Everything in the listing below should be written out again exactly, except the pictures.
----
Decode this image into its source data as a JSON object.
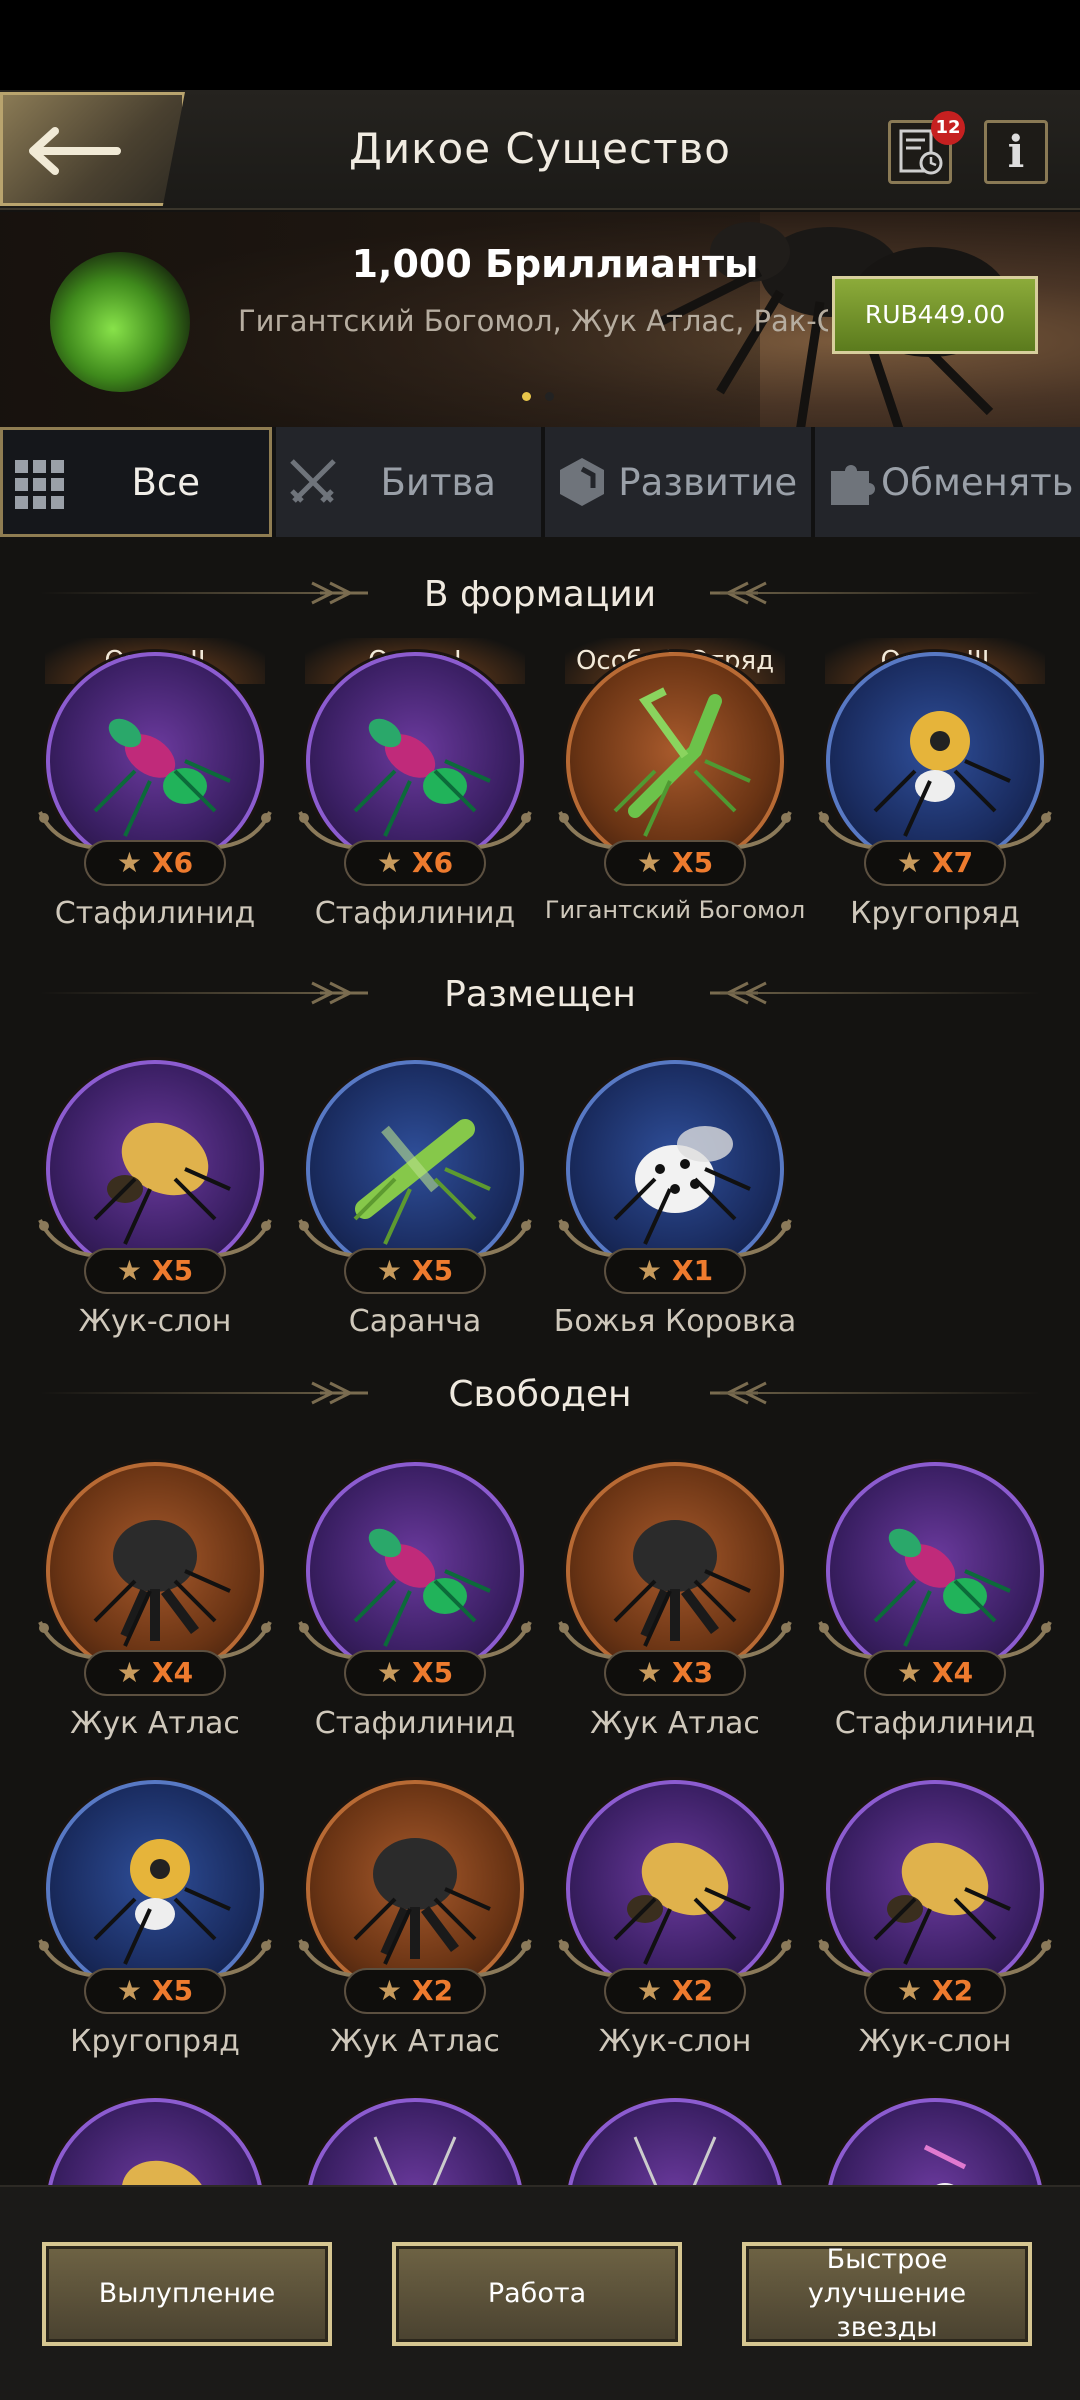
{
  "header": {
    "title": "Дикое Существо",
    "badge_count": "12"
  },
  "banner": {
    "title": "1,000 Бриллианты",
    "subtitle": "Гигантский Богомол, Жук Атлас, Рак-От",
    "price": "RUB449.00"
  },
  "tabs": [
    {
      "label": "Все"
    },
    {
      "label": "Битва"
    },
    {
      "label": "Развитие"
    },
    {
      "label": "Обменять"
    }
  ],
  "sections": {
    "formation": "В формации",
    "placed": "Размещен",
    "free": "Свободен"
  },
  "formation_cards": [
    {
      "squad": "ОтрядII",
      "stars": "X6",
      "name": "Стафилинид",
      "color": "purple",
      "icon": "rove-beetle-icon"
    },
    {
      "squad": "ОтрядI",
      "stars": "X6",
      "name": "Стафилинид",
      "color": "purple",
      "icon": "rove-beetle-icon"
    },
    {
      "squad": "Особый Отряд",
      "stars": "X5",
      "name": "Гигантский Богомол",
      "color": "orange",
      "icon": "mantis-icon"
    },
    {
      "squad": "ОтрядIII",
      "stars": "X7",
      "name": "Кругопряд",
      "color": "blue",
      "icon": "spider-icon"
    }
  ],
  "placed_cards": [
    {
      "stars": "X5",
      "name": "Жук-слон",
      "color": "purple",
      "icon": "elephant-beetle-icon"
    },
    {
      "stars": "X5",
      "name": "Саранча",
      "color": "blue",
      "icon": "locust-icon"
    },
    {
      "stars": "X1",
      "name": "Божья Коровка",
      "color": "blue",
      "icon": "ladybug-icon"
    }
  ],
  "free_cards": [
    {
      "stars": "X4",
      "name": "Жук Атлас",
      "color": "orange",
      "icon": "atlas-beetle-icon"
    },
    {
      "stars": "X5",
      "name": "Стафилинид",
      "color": "purple",
      "icon": "rove-beetle-icon"
    },
    {
      "stars": "X3",
      "name": "Жук Атлас",
      "color": "orange",
      "icon": "atlas-beetle-icon"
    },
    {
      "stars": "X4",
      "name": "Стафилинид",
      "color": "purple",
      "icon": "rove-beetle-icon"
    },
    {
      "stars": "X5",
      "name": "Кругопряд",
      "color": "blue",
      "icon": "spider-icon"
    },
    {
      "stars": "X2",
      "name": "Жук Атлас",
      "color": "orange",
      "icon": "atlas-beetle-icon"
    },
    {
      "stars": "X2",
      "name": "Жук-слон",
      "color": "purple",
      "icon": "elephant-beetle-icon"
    },
    {
      "stars": "X2",
      "name": "Жук-слон",
      "color": "purple",
      "icon": "elephant-beetle-icon"
    }
  ],
  "partial_row": [
    {
      "color": "purple",
      "icon": "elephant-beetle-icon"
    },
    {
      "color": "purple",
      "icon": "longhorn-beetle-icon"
    },
    {
      "color": "purple",
      "icon": "longhorn-beetle-icon"
    },
    {
      "color": "purple",
      "icon": "orchid-mantis-icon"
    }
  ],
  "bottom": {
    "hatch": "Вылупление",
    "work": "Работа",
    "upgrade": "Быстрое улучшение звезды"
  },
  "colors": {
    "accent_gold": "#b9a46e",
    "star_text": "#ee7b2e",
    "buy_green": "#7a9a2c"
  }
}
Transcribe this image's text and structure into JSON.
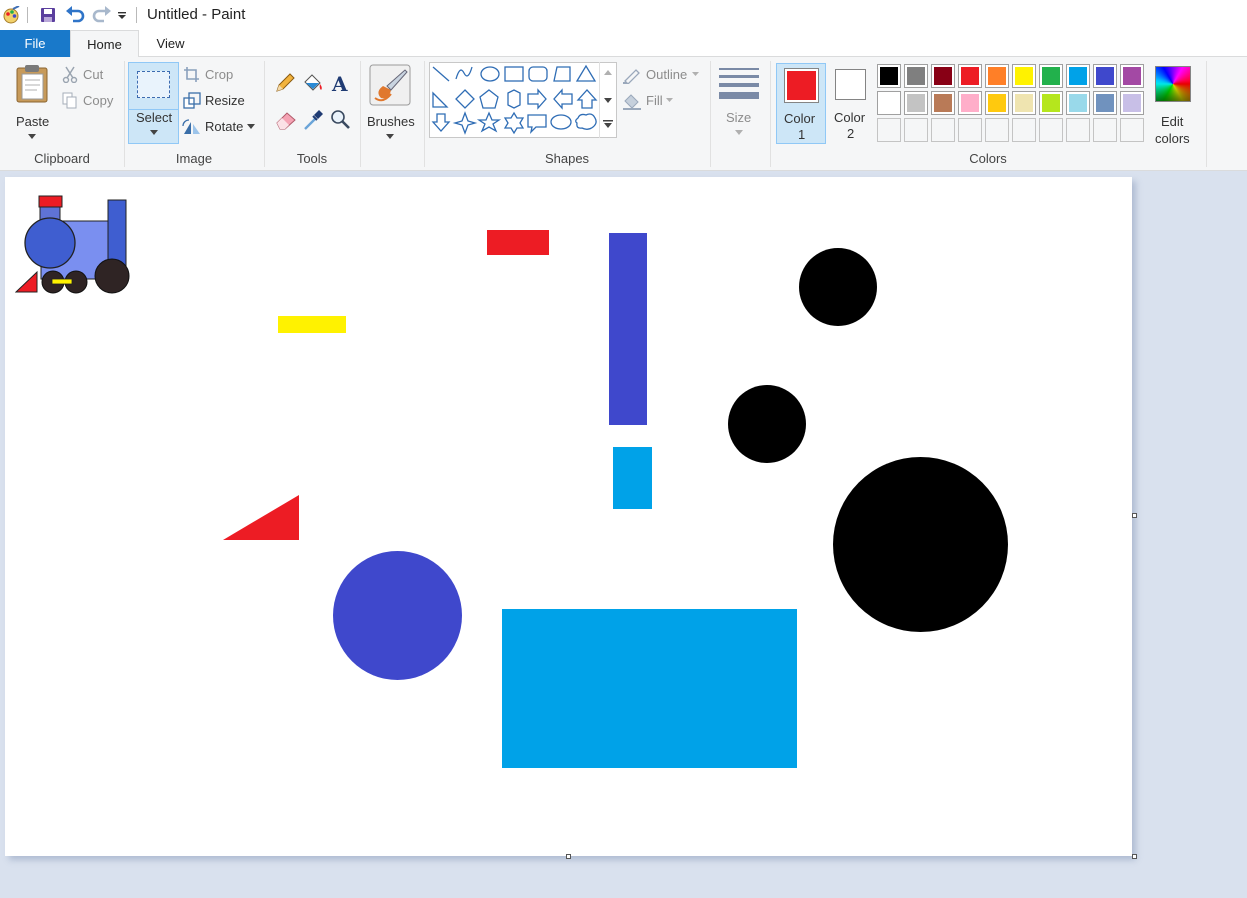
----
_OUTPUT FOR THIS EXERCISE_.
Decode this image into its source data as a JSON object.
{
  "header": {
    "title": "Дикое Существо",
    "badge_count": "12"
  },
  "banner": {
    "title": "1,000 Бриллианты",
    "subtitle": "Гигантский Богомол, Жук Атлас, Рак-От",
    "price": "RUB449.00"
  },
  "tabs": [
    {
      "label": "Все"
    },
    {
      "label": "Битва"
    },
    {
      "label": "Развитие"
    },
    {
      "label": "Обменять"
    }
  ],
  "sections": {
    "formation": "В формации",
    "placed": "Размещен",
    "free": "Свободен"
  },
  "formation_cards": [
    {
      "squad": "ОтрядII",
      "stars": "X6",
      "name": "Стафилинид",
      "color": "purple",
      "icon": "rove-beetle-icon"
    },
    {
      "squad": "ОтрядI",
      "stars": "X6",
      "name": "Стафилинид",
      "color": "purple",
      "icon": "rove-beetle-icon"
    },
    {
      "squad": "Особый Отряд",
      "stars": "X5",
      "name": "Гигантский Богомол",
      "color": "orange",
      "icon": "mantis-icon"
    },
    {
      "squad": "ОтрядIII",
      "stars": "X7",
      "name": "Кругопряд",
      "color": "blue",
      "icon": "spider-icon"
    }
  ],
  "placed_cards": [
    {
      "stars": "X5",
      "name": "Жук-слон",
      "color": "purple",
      "icon": "elephant-beetle-icon"
    },
    {
      "stars": "X5",
      "name": "Саранча",
      "color": "blue",
      "icon": "locust-icon"
    },
    {
      "stars": "X1",
      "name": "Божья Коровка",
      "color": "blue",
      "icon": "ladybug-icon"
    }
  ],
  "free_cards": [
    {
      "stars": "X4",
      "name": "Жук Атлас",
      "color": "orange",
      "icon": "atlas-beetle-icon"
    },
    {
      "stars": "X5",
      "name": "Стафилинид",
      "color": "purple",
      "icon": "rove-beetle-icon"
    },
    {
      "stars": "X3",
      "name": "Жук Атлас",
      "color": "orange",
      "icon": "atlas-beetle-icon"
    },
    {
      "stars": "X4",
      "name": "Стафилинид",
      "color": "purple",
      "icon": "rove-beetle-icon"
    },
    {
      "stars": "X5",
      "name": "Кругопряд",
      "color": "blue",
      "icon": "spider-icon"
    },
    {
      "stars": "X2",
      "name": "Жук Атлас",
      "color": "orange",
      "icon": "atlas-beetle-icon"
    },
    {
      "stars": "X2",
      "name": "Жук-слон",
      "color": "purple",
      "icon": "elephant-beetle-icon"
    },
    {
      "stars": "X2",
      "name": "Жук-слон",
      "color": "purple",
      "icon": "elephant-beetle-icon"
    }
  ],
  "partial_row": [
    {
      "color": "purple",
      "icon": "elephant-beetle-icon"
    },
    {
      "color": "purple",
      "icon": "longhorn-beetle-icon"
    },
    {
      "color": "purple",
      "icon": "longhorn-beetle-icon"
    },
    {
      "color": "purple",
      "icon": "orchid-mantis-icon"
    }
  ],
  "bottom": {
    "hatch": "Вылупление",
    "work": "Работа",
    "upgrade": "Быстрое улучшение звезды"
  },
  "colors": {
    "accent_gold": "#b9a46e",
    "star_text": "#ee7b2e",
    "buy_green": "#7a9a2c"
  }
}
Transcribe this image's text and structure into JSON.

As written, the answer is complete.